From the entries below, tally how many lines contain "JULY" and report only that figure.

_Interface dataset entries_
=======

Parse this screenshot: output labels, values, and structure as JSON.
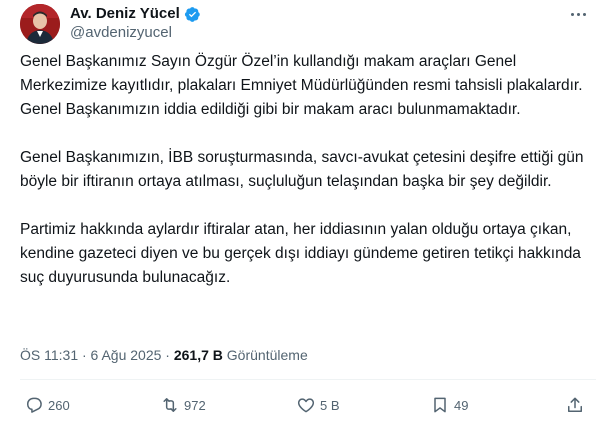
{
  "author": {
    "display_name": "Av. Deniz Yücel",
    "handle": "@avdenizyucel",
    "verified_color": "#1d9bf0"
  },
  "tweet": {
    "paragraphs": [
      "Genel Başkanımız Sayın Özgür Özel’in kullandığı makam araçları Genel Merkezimize kayıtlıdır, plakaları Emniyet Müdürlüğünden resmi tahsisli plakalardır. Genel Başkanımızın iddia edildiği gibi bir makam aracı bulunmamaktadır.",
      "Genel Başkanımızın, İBB soruşturmasında, savcı-avukat çetesini deşifre ettiği gün böyle bir iftiranın ortaya atılması, suçluluğun telaşından başka bir şey değildir.",
      "Partimiz hakkında aylardır iftiralar atan, her iddiasının yalan olduğu ortaya çıkan, kendine gazeteci diyen ve bu gerçek dışı iddiayı gündeme getiren tetikçi hakkında suç duyurusunda bulunacağız."
    ],
    "timestamp": "ÖS 11:31 · 6 Ağu 2025",
    "separator": " · ",
    "views_count": "261,7 B",
    "views_label": "Görüntüleme"
  },
  "actions": {
    "reply_count": "260",
    "retweet_count": "972",
    "like_count": "5 B",
    "bookmark_count": "49",
    "icons": [
      "reply-icon",
      "retweet-icon",
      "like-icon",
      "bookmark-icon",
      "share-icon"
    ]
  }
}
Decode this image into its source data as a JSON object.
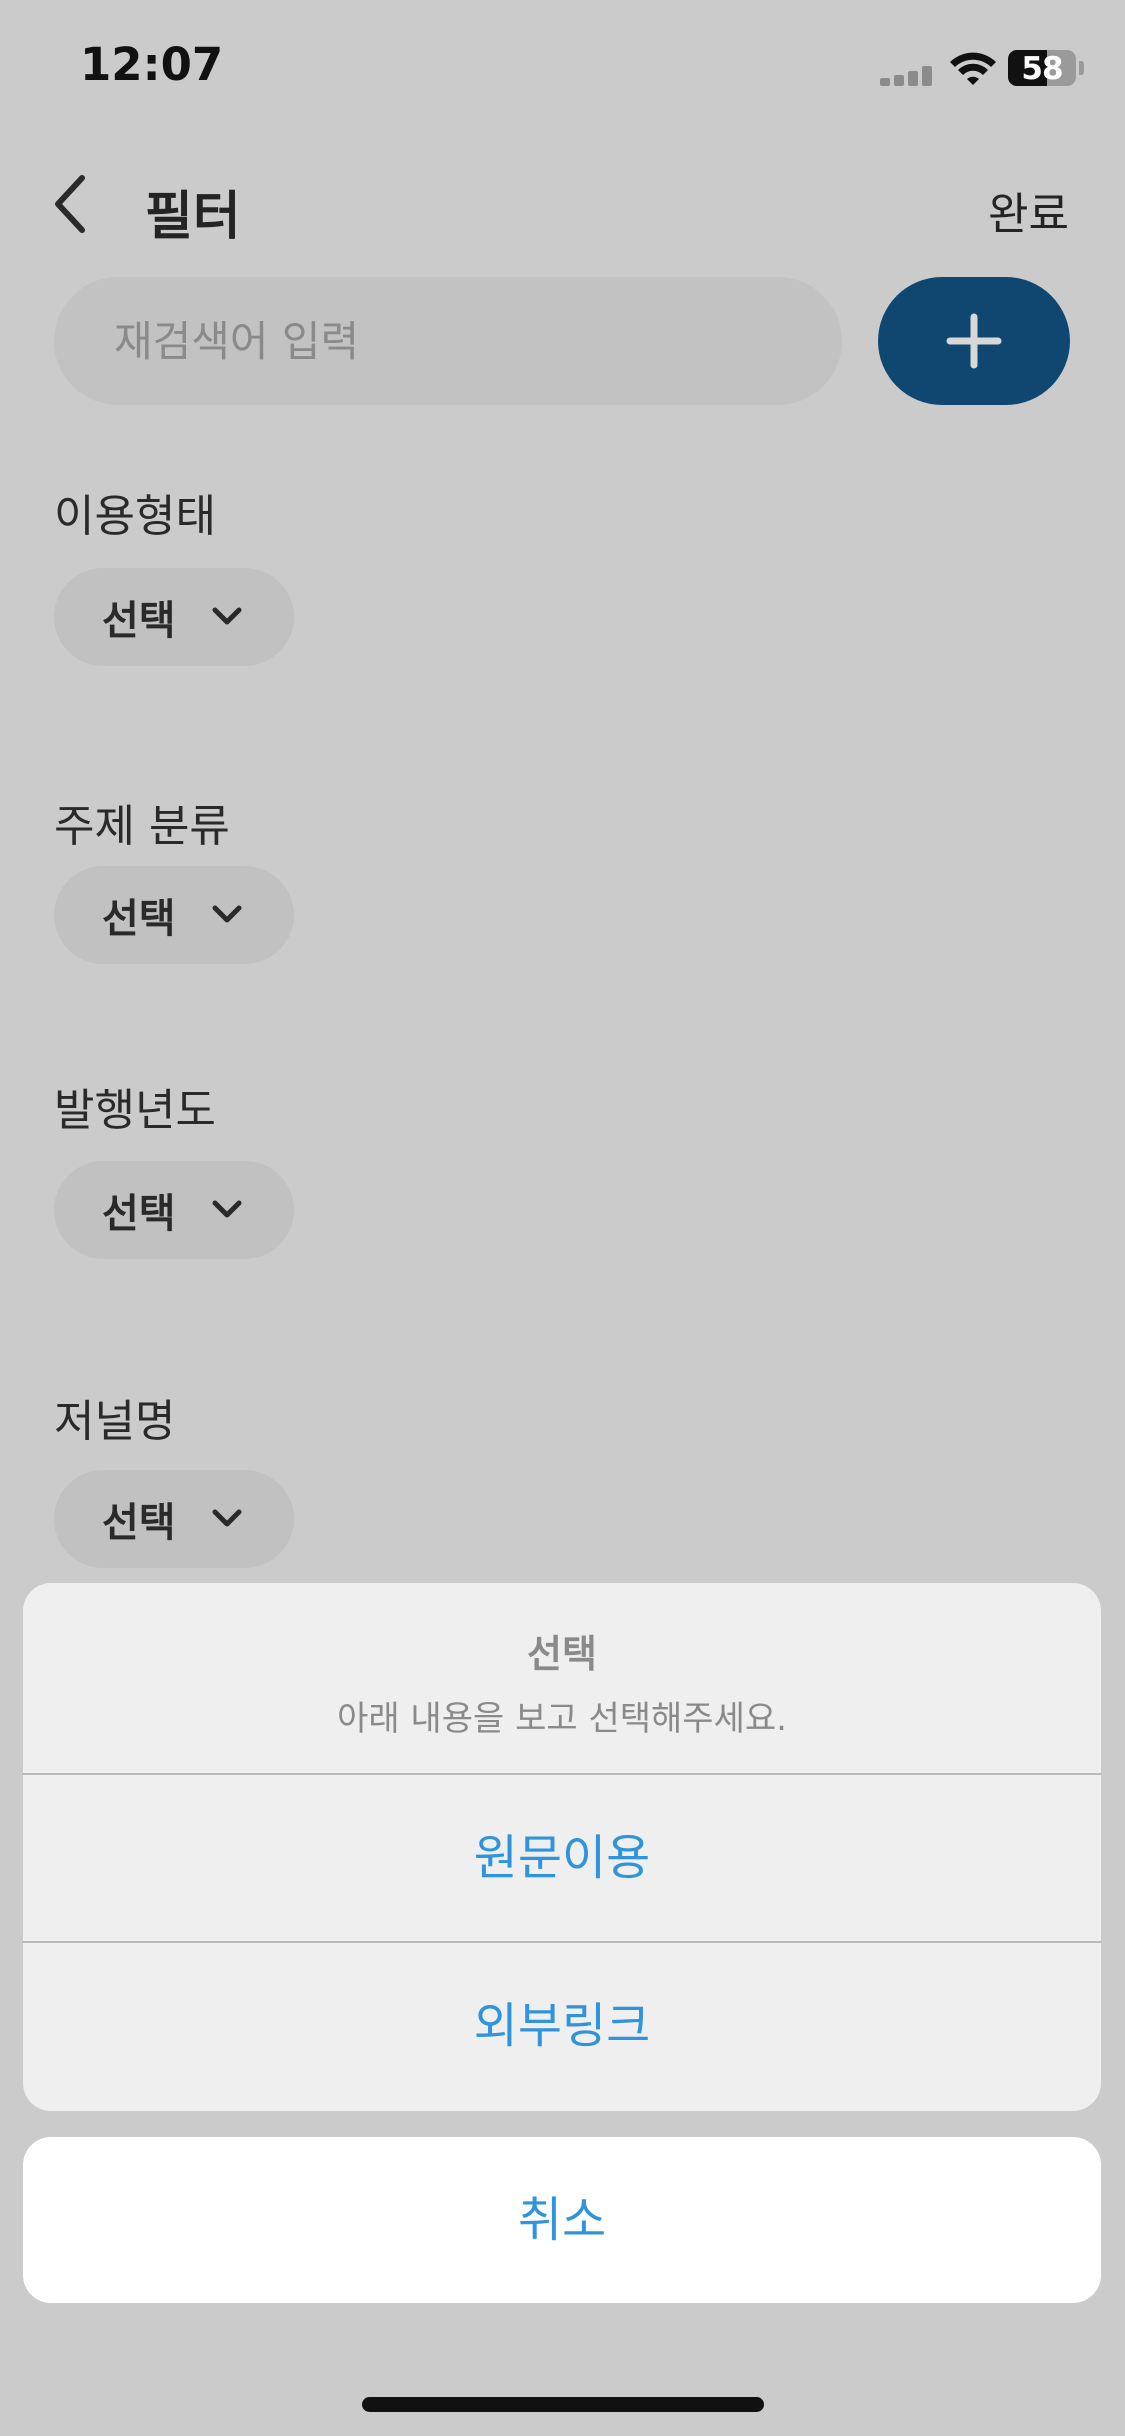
{
  "status_bar": {
    "time": "12:07",
    "battery_level": "58",
    "icons": [
      "signal-icon",
      "wifi-icon",
      "battery-icon"
    ]
  },
  "header": {
    "title": "필터",
    "done_label": "완료",
    "back_icon": "chevron-left-icon"
  },
  "search": {
    "placeholder": "재검색어 입력",
    "value": "",
    "add_icon": "plus-icon"
  },
  "filters": [
    {
      "label": "이용형태",
      "value": "선택"
    },
    {
      "label": "주제 분류",
      "value": "선택"
    },
    {
      "label": "발행년도",
      "value": "선택"
    },
    {
      "label": "저널명",
      "value": "선택"
    }
  ],
  "action_sheet": {
    "title": "선택",
    "message": "아래 내용을 보고 선택해주세요.",
    "options": [
      "원문이용",
      "외부링크"
    ],
    "cancel_label": "취소"
  },
  "colors": {
    "accent": "#0f4771",
    "link": "#2f94db",
    "backdrop": "#cbcbcb"
  }
}
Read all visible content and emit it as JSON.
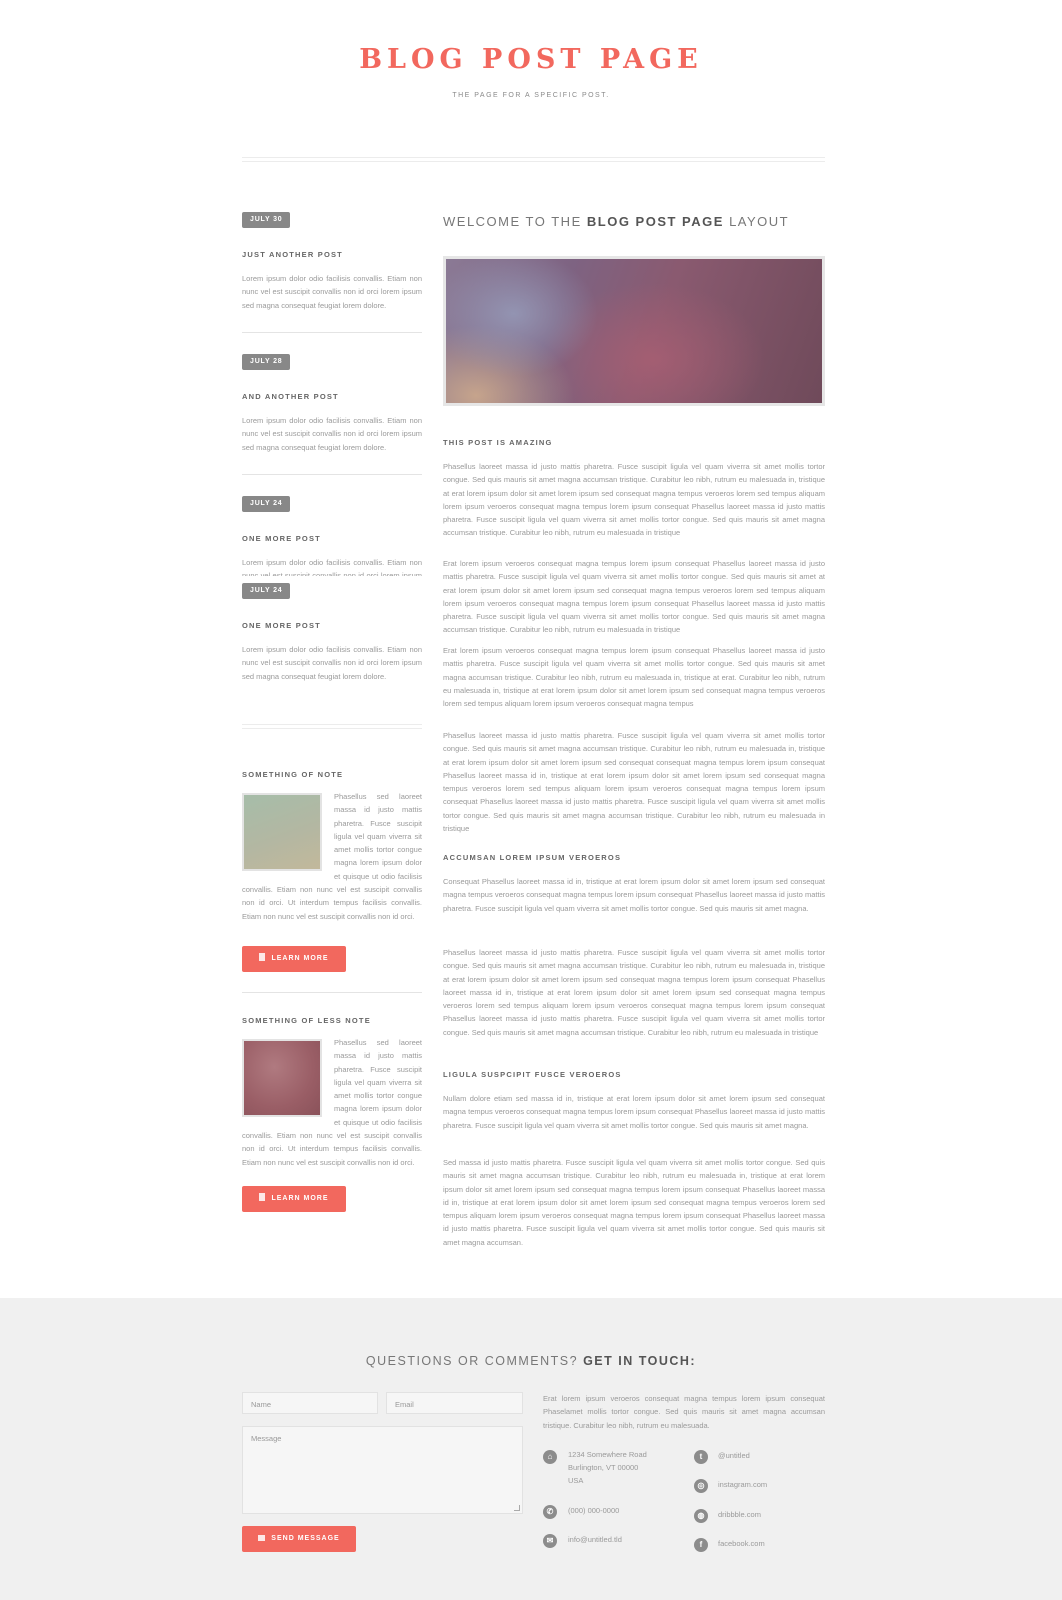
{
  "header": {
    "title": "BLOG POST PAGE",
    "subtitle": "THE PAGE FOR A SPECIFIC POST."
  },
  "sidebar": {
    "posts": [
      {
        "date": "JULY 30",
        "title": "JUST ANOTHER POST",
        "excerpt": "Lorem ipsum dolor odio facilisis convallis. Etiam non nunc vel est suscipit convallis non id orci lorem ipsum sed magna consequat feugiat lorem dolore."
      },
      {
        "date": "JULY 28",
        "title": "AND ANOTHER POST",
        "excerpt": "Lorem ipsum dolor odio facilisis convallis. Etiam non nunc vel est suscipit convallis non id orci lorem ipsum sed magna consequat feugiat lorem dolore."
      },
      {
        "date": "JULY 24",
        "title": "ONE MORE POST",
        "excerpt": "Lorem ipsum dolor odio facilisis convallis. Etiam non nunc vel est suscipit convallis non id orci lorem ipsum sed magna consequat feugiat lorem dolore."
      },
      {
        "date": "JULY 24",
        "title": "ONE MORE POST",
        "excerpt": "Lorem ipsum dolor odio facilisis convallis. Etiam non nunc vel est suscipit convallis non id orci lorem ipsum sed magna consequat feugiat lorem dolore."
      }
    ],
    "notes": [
      {
        "heading": "SOMETHING OF NOTE",
        "text": "Phasellus sed laoreet massa id justo mattis pharetra. Fusce suscipit ligula vel quam viverra sit amet mollis tortor congue magna lorem ipsum dolor et quisque ut odio facilisis convallis. Etiam non nunc vel est suscipit convallis non id orci. Ut interdum tempus facilisis convallis. Etiam non nunc vel est suscipit convallis non id orci.",
        "button": "LEARN MORE",
        "thumb_color": "#a8bba8"
      },
      {
        "heading": "SOMETHING OF LESS NOTE",
        "text": "Phasellus sed laoreet massa id justo mattis pharetra. Fusce suscipit ligula vel quam viverra sit amet mollis tortor congue magna lorem ipsum dolor et quisque ut odio facilisis convallis. Etiam non nunc vel est suscipit convallis non id orci. Ut interdum tempus facilisis convallis. Etiam non nunc vel est suscipit convallis non id orci.",
        "button": "LEARN MORE",
        "thumb_color": "#9a5e66"
      }
    ]
  },
  "main": {
    "heading_pre": "WELCOME TO THE",
    "heading_bold": "BLOG POST PAGE",
    "heading_post": "LAYOUT",
    "section1": "THIS POST IS AMAZING",
    "p1": "Phasellus laoreet massa id justo mattis pharetra. Fusce suscipit ligula vel quam viverra sit amet mollis tortor congue. Sed quis mauris sit amet magna accumsan tristique. Curabitur leo nibh, rutrum eu malesuada in, tristique at erat lorem ipsum dolor sit amet lorem ipsum sed consequat magna tempus veroeros lorem sed tempus aliquam lorem ipsum veroeros consequat magna tempus lorem ipsum consequat Phasellus laoreet massa id justo mattis pharetra. Fusce suscipit ligula vel quam viverra sit amet mollis tortor congue. Sed quis mauris sit amet magna accumsan tristique. Curabitur leo nibh, rutrum eu malesuada in tristique",
    "p2": "Erat lorem ipsum veroeros consequat magna tempus lorem ipsum consequat Phasellus laoreet massa id justo mattis pharetra. Fusce suscipit ligula vel quam viverra sit amet mollis tortor congue. Sed quis mauris sit amet at erat lorem ipsum dolor sit amet lorem ipsum sed consequat magna tempus veroeros lorem sed tempus aliquam lorem ipsum veroeros consequat magna tempus lorem ipsum consequat Phasellus laoreet massa id justo mattis pharetra. Fusce suscipit ligula vel quam viverra sit amet mollis tortor congue. Sed quis mauris sit amet magna accumsan tristique. Curabitur leo nibh, rutrum eu malesuada in tristique",
    "p3": "Erat lorem ipsum veroeros consequat magna tempus lorem ipsum consequat Phasellus laoreet massa id justo mattis pharetra. Fusce suscipit ligula vel quam viverra sit amet mollis tortor congue. Sed quis mauris sit amet magna accumsan tristique. Curabitur leo nibh, rutrum eu malesuada in, tristique at erat. Curabitur leo nibh, rutrum eu malesuada in, tristique at erat lorem ipsum dolor sit amet lorem ipsum sed consequat magna tempus veroeros lorem sed tempus aliquam lorem ipsum veroeros consequat magna tempus",
    "p4": "Phasellus laoreet massa id justo mattis pharetra. Fusce suscipit ligula vel quam viverra sit amet mollis tortor congue. Sed quis mauris sit amet magna accumsan tristique. Curabitur leo nibh, rutrum eu malesuada in, tristique at erat lorem ipsum dolor sit amet lorem ipsum sed consequat consequat magna tempus lorem ipsum consequat Phasellus laoreet massa id in, tristique at erat lorem ipsum dolor sit amet lorem ipsum sed consequat magna tempus veroeros lorem sed tempus aliquam lorem ipsum veroeros consequat magna tempus lorem ipsum consequat Phasellus laoreet massa id justo mattis pharetra. Fusce suscipit ligula vel quam viverra sit amet mollis tortor congue. Sed quis mauris sit amet magna accumsan tristique. Curabitur leo nibh, rutrum eu malesuada in tristique",
    "section2": "ACCUMSAN LOREM IPSUM VEROEROS",
    "p5": "Consequat Phasellus laoreet massa id in, tristique at erat lorem ipsum dolor sit amet lorem ipsum sed consequat magna tempus veroeros consequat magna tempus lorem ipsum consequat Phasellus laoreet massa id justo mattis pharetra. Fusce suscipit ligula vel quam viverra sit amet mollis tortor congue. Sed quis mauris sit amet magna.",
    "p6": "Phasellus laoreet massa id justo mattis pharetra. Fusce suscipit ligula vel quam viverra sit amet mollis tortor congue. Sed quis mauris sit amet magna accumsan tristique. Curabitur leo nibh, rutrum eu malesuada in, tristique at erat lorem ipsum dolor sit amet lorem ipsum sed consequat magna tempus lorem ipsum consequat Phasellus laoreet massa id in, tristique at erat lorem ipsum dolor sit amet lorem ipsum sed consequat magna tempus veroeros lorem sed tempus aliquam lorem ipsum veroeros consequat magna tempus lorem ipsum consequat Phasellus laoreet massa id justo mattis pharetra. Fusce suscipit ligula vel quam viverra sit amet mollis tortor congue. Sed quis mauris sit amet magna accumsan tristique. Curabitur leo nibh, rutrum eu malesuada in tristique",
    "section3": "LIGULA SUSPCIPIT FUSCE VEROEROS",
    "p7": "Nullam dolore etiam sed massa id in, tristique at erat lorem ipsum dolor sit amet lorem ipsum sed consequat magna tempus veroeros consequat magna tempus lorem ipsum consequat Phasellus laoreet massa id justo mattis pharetra. Fusce suscipit ligula vel quam viverra sit amet mollis tortor congue. Sed quis mauris sit amet magna.",
    "p8": "Sed massa id justo mattis pharetra. Fusce suscipit ligula vel quam viverra sit amet mollis tortor congue. Sed quis mauris sit amet magna accumsan tristique. Curabitur leo nibh, rutrum eu malesuada in, tristique at erat lorem ipsum dolor sit amet lorem ipsum sed consequat magna tempus lorem ipsum consequat Phasellus laoreet massa id in, tristique at erat lorem ipsum dolor sit amet lorem ipsum sed consequat magna tempus veroeros lorem sed tempus aliquam lorem ipsum veroeros consequat magna tempus lorem ipsum consequat Phasellus laoreet massa id justo mattis pharetra. Fusce suscipit ligula vel quam viverra sit amet mollis tortor congue. Sed quis mauris sit amet magna accumsan."
  },
  "footer": {
    "heading_pre": "QUESTIONS OR COMMENTS?",
    "heading_bold": "GET IN TOUCH:",
    "name_placeholder": "Name",
    "email_placeholder": "Email",
    "message_placeholder": "Message",
    "send_label": "SEND MESSAGE",
    "text": "Erat lorem ipsum veroeros consequat magna tempus lorem ipsum consequat Phaselamet mollis tortor congue. Sed quis mauris sit amet magna accumsan tristique. Curabitur leo nibh, rutrum eu malesuada.",
    "address_line1": "1234 Somewhere Road",
    "address_line2": "Burlington, VT 00000",
    "address_line3": "USA",
    "phone": "(000) 000-0000",
    "email": "info@untitled.tld",
    "twitter": "@untitled",
    "instagram": "instagram.com",
    "dribbble": "dribbble.com",
    "facebook": "facebook.com"
  },
  "colors": {
    "accent": "#f2685e",
    "badge": "#888888",
    "footer_bg": "#f0f0f0"
  }
}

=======

_Answer box_
4